What you have to do
Make a tally of the lines in the records that include the string "application", and give only that number.

----- Supplied records

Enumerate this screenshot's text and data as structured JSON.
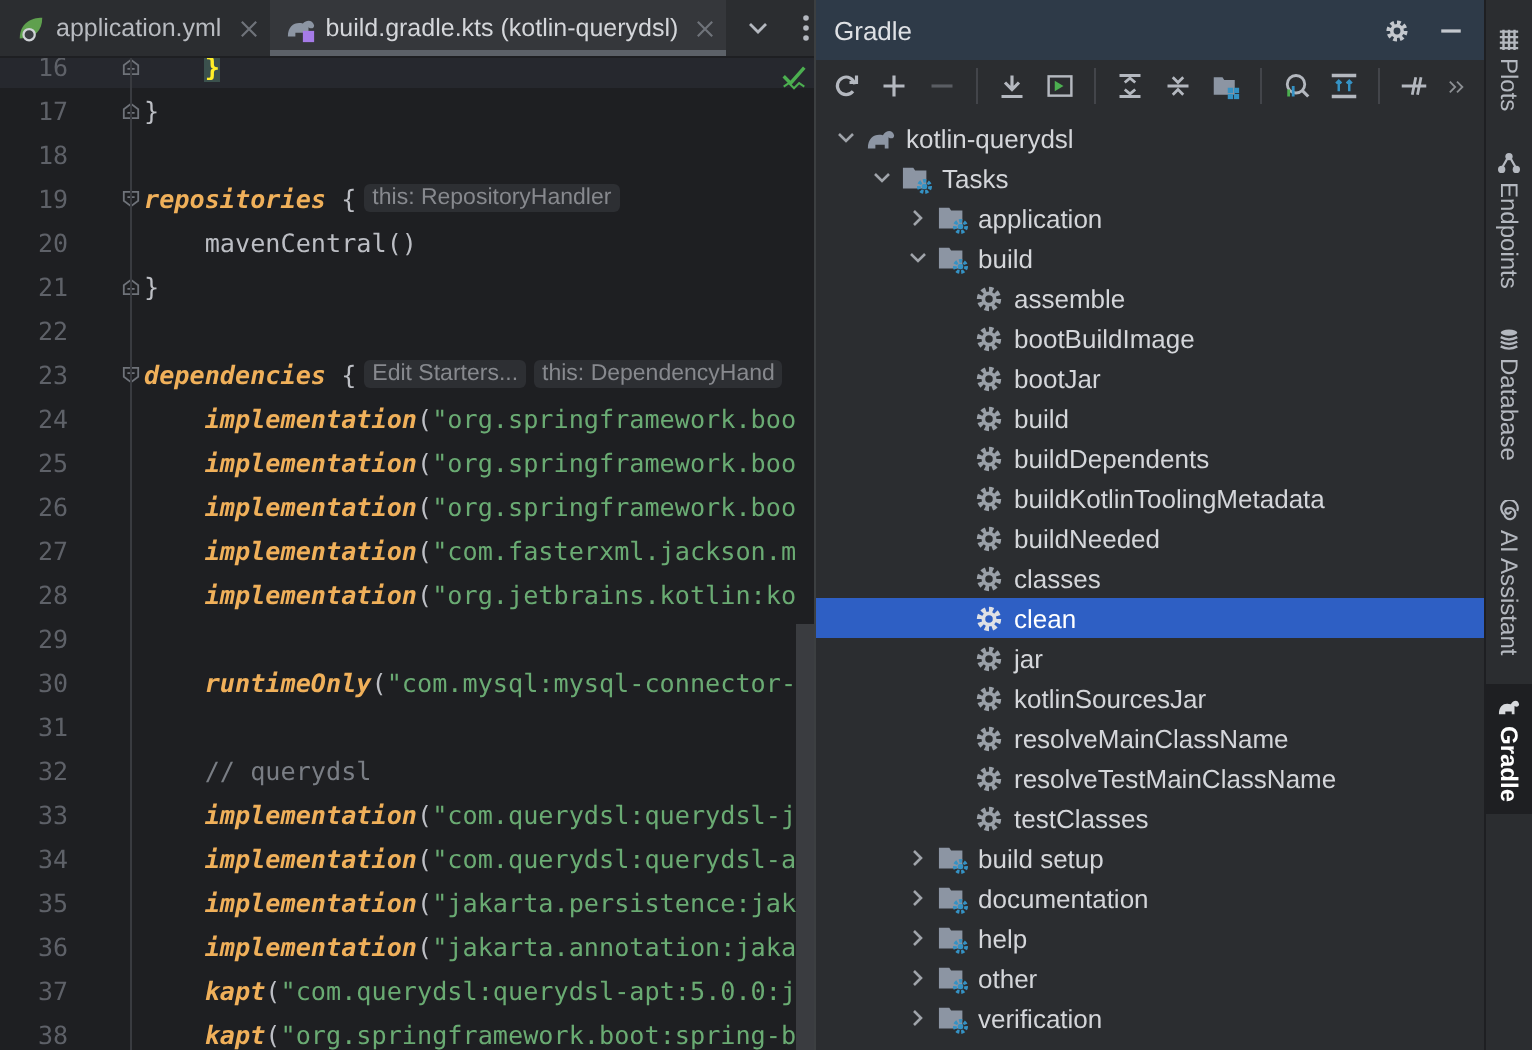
{
  "editor": {
    "tabs": [
      {
        "label": "application.yml",
        "kind": "yaml",
        "selected": false
      },
      {
        "label": "build.gradle.kts (kotlin-querydsl)",
        "kind": "gradle",
        "selected": true
      }
    ],
    "lines": [
      {
        "num": "16",
        "kind": "close",
        "current": true,
        "indented": true,
        "code": [
          {
            "kind": "brace",
            "text": "}"
          }
        ]
      },
      {
        "num": "17",
        "kind": "close",
        "current": false,
        "indented": false,
        "code": [
          {
            "kind": "plain",
            "text": "}"
          }
        ]
      },
      {
        "num": "18",
        "kind": "code",
        "current": false
      },
      {
        "num": "19",
        "kind": "open",
        "current": false,
        "indented": false,
        "code": [
          {
            "kind": "keyword",
            "text": "repositories"
          },
          {
            "kind": "plain",
            "text": " {"
          }
        ],
        "hints": [
          "this: RepositoryHandler"
        ]
      },
      {
        "num": "20",
        "kind": "code",
        "current": false,
        "indented": true,
        "code": [
          {
            "kind": "plain",
            "text": "mavenCentral()"
          }
        ]
      },
      {
        "num": "21",
        "kind": "close",
        "current": false,
        "indented": false,
        "code": [
          {
            "kind": "plain",
            "text": "}"
          }
        ]
      },
      {
        "num": "22",
        "kind": "code",
        "current": false
      },
      {
        "num": "23",
        "kind": "open",
        "current": false,
        "indented": false,
        "code": [
          {
            "kind": "keyword",
            "text": "dependencies"
          },
          {
            "kind": "plain",
            "text": " {"
          }
        ],
        "hints": [
          "Edit Starters...",
          "this: DependencyHand"
        ]
      },
      {
        "num": "24",
        "kind": "code",
        "current": false,
        "indented": true,
        "code": [
          {
            "kind": "keyword",
            "text": "implementation"
          },
          {
            "kind": "plain",
            "text": "("
          },
          {
            "kind": "string",
            "text": "\"org.springframework.boo"
          }
        ]
      },
      {
        "num": "25",
        "kind": "code",
        "current": false,
        "indented": true,
        "code": [
          {
            "kind": "keyword",
            "text": "implementation"
          },
          {
            "kind": "plain",
            "text": "("
          },
          {
            "kind": "string",
            "text": "\"org.springframework.boo"
          }
        ]
      },
      {
        "num": "26",
        "kind": "code",
        "current": false,
        "indented": true,
        "code": [
          {
            "kind": "keyword",
            "text": "implementation"
          },
          {
            "kind": "plain",
            "text": "("
          },
          {
            "kind": "string",
            "text": "\"org.springframework.boo"
          }
        ]
      },
      {
        "num": "27",
        "kind": "code",
        "current": false,
        "indented": true,
        "code": [
          {
            "kind": "keyword",
            "text": "implementation"
          },
          {
            "kind": "plain",
            "text": "("
          },
          {
            "kind": "string",
            "text": "\"com.fasterxml.jackson.m"
          }
        ]
      },
      {
        "num": "28",
        "kind": "code",
        "current": false,
        "indented": true,
        "code": [
          {
            "kind": "keyword",
            "text": "implementation"
          },
          {
            "kind": "plain",
            "text": "("
          },
          {
            "kind": "string",
            "text": "\"org.jetbrains.kotlin:ko"
          }
        ]
      },
      {
        "num": "29",
        "kind": "code",
        "current": false
      },
      {
        "num": "30",
        "kind": "code",
        "current": false,
        "indented": true,
        "code": [
          {
            "kind": "keyword",
            "text": "runtimeOnly"
          },
          {
            "kind": "plain",
            "text": "("
          },
          {
            "kind": "string",
            "text": "\"com.mysql:mysql-connector-"
          }
        ]
      },
      {
        "num": "31",
        "kind": "code",
        "current": false
      },
      {
        "num": "32",
        "kind": "code",
        "current": false,
        "indented": true,
        "code": [
          {
            "kind": "comment",
            "text": "// querydsl"
          }
        ]
      },
      {
        "num": "33",
        "kind": "code",
        "current": false,
        "indented": true,
        "code": [
          {
            "kind": "keyword",
            "text": "implementation"
          },
          {
            "kind": "plain",
            "text": "("
          },
          {
            "kind": "string",
            "text": "\"com.querydsl:querydsl-j"
          }
        ]
      },
      {
        "num": "34",
        "kind": "code",
        "current": false,
        "indented": true,
        "code": [
          {
            "kind": "keyword",
            "text": "implementation"
          },
          {
            "kind": "plain",
            "text": "("
          },
          {
            "kind": "string",
            "text": "\"com.querydsl:querydsl-a"
          }
        ]
      },
      {
        "num": "35",
        "kind": "code",
        "current": false,
        "indented": true,
        "code": [
          {
            "kind": "keyword",
            "text": "implementation"
          },
          {
            "kind": "plain",
            "text": "("
          },
          {
            "kind": "string",
            "text": "\"jakarta.persistence:jak"
          }
        ]
      },
      {
        "num": "36",
        "kind": "code",
        "current": false,
        "indented": true,
        "code": [
          {
            "kind": "keyword",
            "text": "implementation"
          },
          {
            "kind": "plain",
            "text": "("
          },
          {
            "kind": "string",
            "text": "\"jakarta.annotation:jaka"
          }
        ]
      },
      {
        "num": "37",
        "kind": "code",
        "current": false,
        "indented": true,
        "code": [
          {
            "kind": "keyword",
            "text": "kapt"
          },
          {
            "kind": "plain",
            "text": "("
          },
          {
            "kind": "string",
            "text": "\"com.querydsl:querydsl-apt:5.0.0:j"
          }
        ]
      },
      {
        "num": "38",
        "kind": "code",
        "current": false,
        "indented": true,
        "code": [
          {
            "kind": "keyword",
            "text": "kapt"
          },
          {
            "kind": "plain",
            "text": "("
          },
          {
            "kind": "string",
            "text": "\"org.springframework.boot:spring-b"
          }
        ]
      }
    ]
  },
  "gradle": {
    "title": "Gradle",
    "tree": [
      {
        "label": "kotlin-querydsl",
        "kind": "project",
        "expanded": true,
        "selected": false,
        "children": [
          {
            "label": "Tasks",
            "kind": "group",
            "expanded": true,
            "selected": false,
            "children": [
              {
                "label": "application",
                "kind": "group",
                "expanded": false,
                "selected": false
              },
              {
                "label": "build",
                "kind": "group",
                "expanded": true,
                "selected": false,
                "children": [
                  {
                    "label": "assemble",
                    "kind": "task",
                    "selected": false
                  },
                  {
                    "label": "bootBuildImage",
                    "kind": "task",
                    "selected": false
                  },
                  {
                    "label": "bootJar",
                    "kind": "task",
                    "selected": false
                  },
                  {
                    "label": "build",
                    "kind": "task",
                    "selected": false
                  },
                  {
                    "label": "buildDependents",
                    "kind": "task",
                    "selected": false
                  },
                  {
                    "label": "buildKotlinToolingMetadata",
                    "kind": "task",
                    "selected": false
                  },
                  {
                    "label": "buildNeeded",
                    "kind": "task",
                    "selected": false
                  },
                  {
                    "label": "classes",
                    "kind": "task",
                    "selected": false
                  },
                  {
                    "label": "clean",
                    "kind": "task",
                    "selected": true
                  },
                  {
                    "label": "jar",
                    "kind": "task",
                    "selected": false
                  },
                  {
                    "label": "kotlinSourcesJar",
                    "kind": "task",
                    "selected": false
                  },
                  {
                    "label": "resolveMainClassName",
                    "kind": "task",
                    "selected": false
                  },
                  {
                    "label": "resolveTestMainClassName",
                    "kind": "task",
                    "selected": false
                  },
                  {
                    "label": "testClasses",
                    "kind": "task",
                    "selected": false
                  }
                ]
              },
              {
                "label": "build setup",
                "kind": "group",
                "expanded": false,
                "selected": false
              },
              {
                "label": "documentation",
                "kind": "group",
                "expanded": false,
                "selected": false
              },
              {
                "label": "help",
                "kind": "group",
                "expanded": false,
                "selected": false
              },
              {
                "label": "other",
                "kind": "group",
                "expanded": false,
                "selected": false
              },
              {
                "label": "verification",
                "kind": "group",
                "expanded": false,
                "selected": false
              }
            ]
          }
        ]
      }
    ]
  },
  "side_tools": [
    {
      "label": "Plots",
      "kind": "plots",
      "selected": false
    },
    {
      "label": "Endpoints",
      "kind": "endpoints",
      "selected": false
    },
    {
      "label": "Database",
      "kind": "database",
      "selected": false
    },
    {
      "label": "AI Assistant",
      "kind": "assistant",
      "selected": false
    },
    {
      "label": "Gradle",
      "kind": "gradle",
      "selected": true
    }
  ]
}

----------

Result
2